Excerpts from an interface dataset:
····················
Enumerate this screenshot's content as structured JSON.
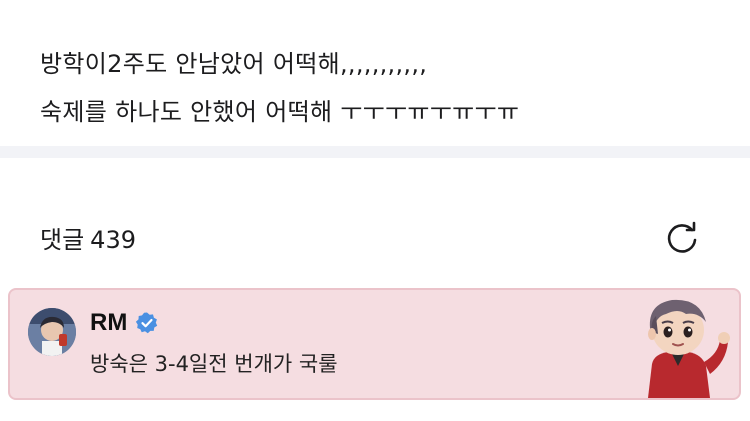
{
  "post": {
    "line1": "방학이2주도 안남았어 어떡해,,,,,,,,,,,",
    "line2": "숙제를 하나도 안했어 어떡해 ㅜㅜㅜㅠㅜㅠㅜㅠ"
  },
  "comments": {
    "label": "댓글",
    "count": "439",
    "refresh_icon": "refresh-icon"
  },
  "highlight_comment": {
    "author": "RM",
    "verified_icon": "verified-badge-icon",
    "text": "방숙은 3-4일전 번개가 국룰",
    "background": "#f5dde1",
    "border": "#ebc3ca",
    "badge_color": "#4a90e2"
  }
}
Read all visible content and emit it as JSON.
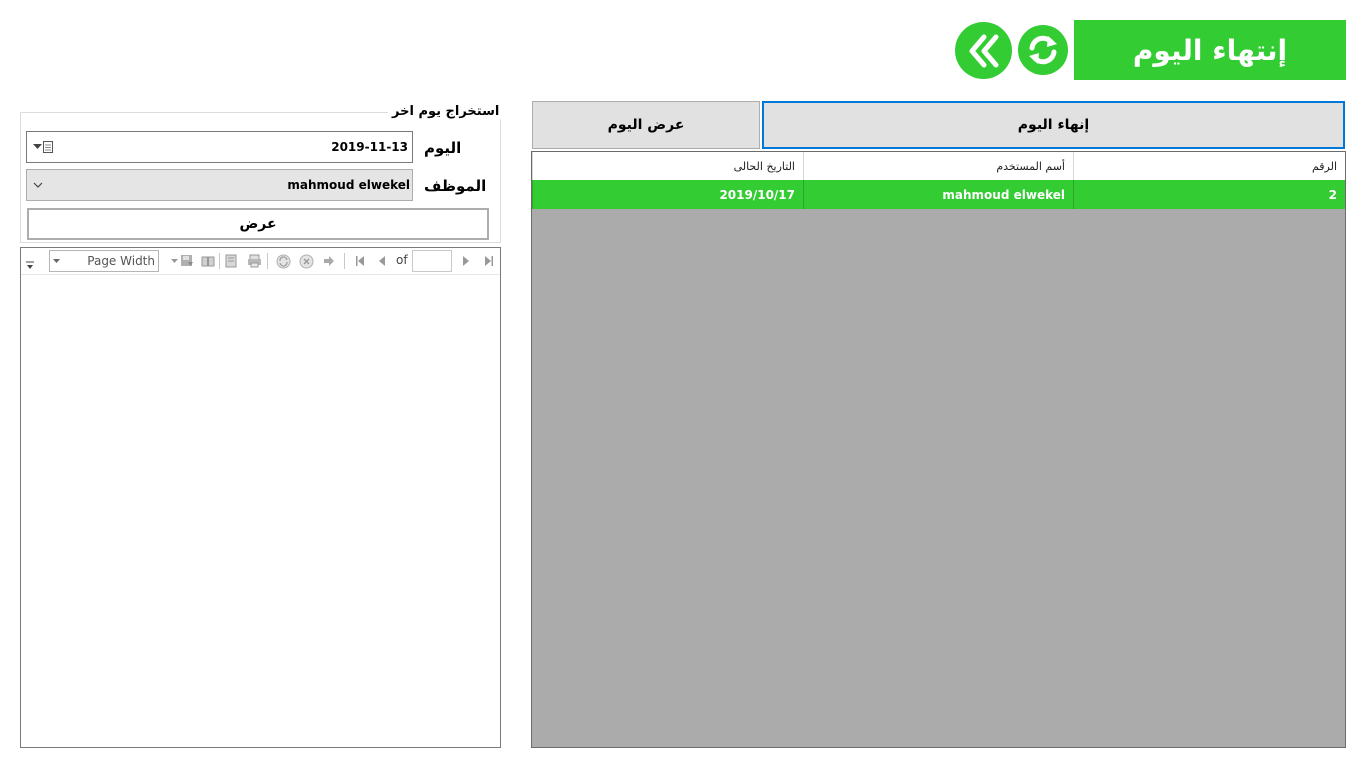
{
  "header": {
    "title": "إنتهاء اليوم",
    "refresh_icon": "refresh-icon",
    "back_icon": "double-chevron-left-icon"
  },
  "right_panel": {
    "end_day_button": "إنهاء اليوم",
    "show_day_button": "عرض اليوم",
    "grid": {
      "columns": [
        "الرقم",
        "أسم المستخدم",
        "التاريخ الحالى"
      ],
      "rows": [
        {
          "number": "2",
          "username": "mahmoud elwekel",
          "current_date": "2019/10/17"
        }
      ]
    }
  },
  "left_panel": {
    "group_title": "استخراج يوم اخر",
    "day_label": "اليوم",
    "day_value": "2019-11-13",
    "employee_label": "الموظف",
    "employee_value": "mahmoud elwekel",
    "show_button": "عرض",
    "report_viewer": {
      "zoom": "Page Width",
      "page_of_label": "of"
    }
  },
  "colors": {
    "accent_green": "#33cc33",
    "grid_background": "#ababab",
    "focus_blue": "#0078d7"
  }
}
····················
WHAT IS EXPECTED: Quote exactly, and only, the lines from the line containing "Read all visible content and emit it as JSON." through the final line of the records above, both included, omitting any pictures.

PROBLEM SOLUTION:
Read all visible content and emit it as JSON.
{
  "header": {
    "title": "إنتهاء اليوم",
    "refresh_icon": "refresh-icon",
    "back_icon": "double-chevron-left-icon"
  },
  "right_panel": {
    "end_day_button": "إنهاء اليوم",
    "show_day_button": "عرض اليوم",
    "grid": {
      "columns": [
        "الرقم",
        "أسم المستخدم",
        "التاريخ الحالى"
      ],
      "rows": [
        {
          "number": "2",
          "username": "mahmoud elwekel",
          "current_date": "2019/10/17"
        }
      ]
    }
  },
  "left_panel": {
    "group_title": "استخراج يوم اخر",
    "day_label": "اليوم",
    "day_value": "2019-11-13",
    "employee_label": "الموظف",
    "employee_value": "mahmoud elwekel",
    "show_button": "عرض",
    "report_viewer": {
      "zoom": "Page Width",
      "page_of_label": "of"
    }
  },
  "colors": {
    "accent_green": "#33cc33",
    "grid_background": "#ababab",
    "focus_blue": "#0078d7"
  }
}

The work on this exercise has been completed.